No. The Agency of the Future is a Party of One
Upton Sinclair famously observed, “It is difficult to get a man to understand something when his salary depends on him not understanding it,” suggesting the work of prognostication is best left to the unsalaried, or the unhinged.
Indeed, history has not been kind to canaries or Cassandras, whose warnings dire and discomfiting prophecies disturb the sleepy rhythms of the status quo and threaten the bliss of ignorance.
So then, let us begin! Lo, what will the Advertising Agency of 2030 look like?
In strange days like these one might think the survival of the Ad Agency As We Knew It depends on whether the narrative of neoliberalism prevails, or—by soft coup or revolution—something a kin to fully automated luxury communism takes its place. Which is to ask whether there will be a need for Advertising Agencies at all?
Not as we know them, and no matter—whichever wing of the haunted house of humanity we end up in, Left or Right, the operating system of the future will inevitably be characterised by hyper-efficient resource management, enabled by data and optimised for full spectrum technological dominance. None of which, the agencies of the present have been designed for.
But the more some things change, the more others will stay the same. As of July 2019 it seems unlikely the next decade will see any great levelling in the allocation of power. Like the poor, billionaires will still be with us—as evidenced by the Larry Finks, Jamie Dimons and Ray Dalios of this world, who ably pirouette through the pitchforks by adopting new narratives in stark contrast to the one wot made them so filthy rich.
The good news then is that there will still be a market for ideas, and the need to market—if not products and services, then agendas and ideologies.
Those with wealth (money or power—the means of policy, production, distribution or aggregation) will still contract those in need (of money, influence or community) to grow awareness, shore up affinity, or shift units of whatever they’re selling. But in a hyper-efficient, data-driven system, what will differ is how those aims are achieved, and by whom.
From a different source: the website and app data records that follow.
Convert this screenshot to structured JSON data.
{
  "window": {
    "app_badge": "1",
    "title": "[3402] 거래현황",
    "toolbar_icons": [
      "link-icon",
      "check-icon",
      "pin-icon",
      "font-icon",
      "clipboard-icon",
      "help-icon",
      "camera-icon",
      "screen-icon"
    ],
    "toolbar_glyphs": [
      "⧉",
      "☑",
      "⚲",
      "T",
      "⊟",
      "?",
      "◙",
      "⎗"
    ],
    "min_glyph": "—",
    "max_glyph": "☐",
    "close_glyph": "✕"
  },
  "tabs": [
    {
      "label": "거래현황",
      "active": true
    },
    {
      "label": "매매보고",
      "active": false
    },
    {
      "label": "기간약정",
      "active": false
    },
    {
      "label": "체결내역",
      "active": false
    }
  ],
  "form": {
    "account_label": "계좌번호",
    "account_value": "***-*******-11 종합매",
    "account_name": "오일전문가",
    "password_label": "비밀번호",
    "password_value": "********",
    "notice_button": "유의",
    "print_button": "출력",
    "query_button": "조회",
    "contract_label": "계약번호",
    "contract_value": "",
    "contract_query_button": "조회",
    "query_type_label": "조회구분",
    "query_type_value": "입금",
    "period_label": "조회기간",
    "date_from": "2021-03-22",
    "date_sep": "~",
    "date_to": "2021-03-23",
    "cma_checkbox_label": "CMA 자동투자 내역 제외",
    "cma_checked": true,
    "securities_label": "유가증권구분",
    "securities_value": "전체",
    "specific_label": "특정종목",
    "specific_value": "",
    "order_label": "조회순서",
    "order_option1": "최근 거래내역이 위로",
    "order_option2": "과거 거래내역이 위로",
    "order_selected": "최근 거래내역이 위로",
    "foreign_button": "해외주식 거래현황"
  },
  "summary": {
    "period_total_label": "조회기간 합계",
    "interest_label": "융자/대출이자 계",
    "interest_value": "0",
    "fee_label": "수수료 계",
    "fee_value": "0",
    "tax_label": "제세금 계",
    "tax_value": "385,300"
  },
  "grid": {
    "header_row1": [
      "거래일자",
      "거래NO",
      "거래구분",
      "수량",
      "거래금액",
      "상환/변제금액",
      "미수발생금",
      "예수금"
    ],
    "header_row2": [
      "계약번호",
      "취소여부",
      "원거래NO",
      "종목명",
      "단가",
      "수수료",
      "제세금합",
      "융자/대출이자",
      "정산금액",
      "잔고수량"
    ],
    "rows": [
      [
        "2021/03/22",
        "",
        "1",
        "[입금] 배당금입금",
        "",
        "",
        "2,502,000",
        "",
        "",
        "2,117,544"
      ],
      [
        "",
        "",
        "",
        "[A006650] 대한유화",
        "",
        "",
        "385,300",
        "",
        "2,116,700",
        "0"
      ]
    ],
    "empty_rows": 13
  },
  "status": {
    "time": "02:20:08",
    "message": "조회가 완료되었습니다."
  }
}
The inefficiencies of the multi-disciplinary Advertising Agency of the 20th and early 21st Centuries first came under fire by client-side cost controllers. Hacking away at the Fat Ducks and frequent flights that once characterised big budget commercial productions was easy at first. After 2008 it became even easier. Agencies themselves took up the sword. And when the full-Shaolin, complete with lotteries for the elderly (ahem, over 40s) wasn’t enough to secure the margins, Agencies introduced delayed reimbursements for expenses and timesheet lockouts, minimum follower count requirements for new hires, and the nasty habit of asking production artists to work for ‘exposure’. With the quality of the work, the morale of remaining staff and clients’ trust in free fall, stock prices followed, as evidenced by WPP losing 60% of its value between 2017 and 2018.
In a system optimised for maximum efficiency and resource management, the Agency of the Future, will be an Agency of One: A bean-counting, rent-seeking, media-buying, flesh-peddling, Palantir-gazing, algorithm-humping, fat controller. Let’s call them Abacus.
Freed from the tyrannical binary of 1s and 0s the lone wizard and her quantum computer will not only be capable of targeting individual humans at their most cash-partingly vulnerable moments, but of eliminating the need for cultural relevancy and the involvement of fallible humans running messy wetware.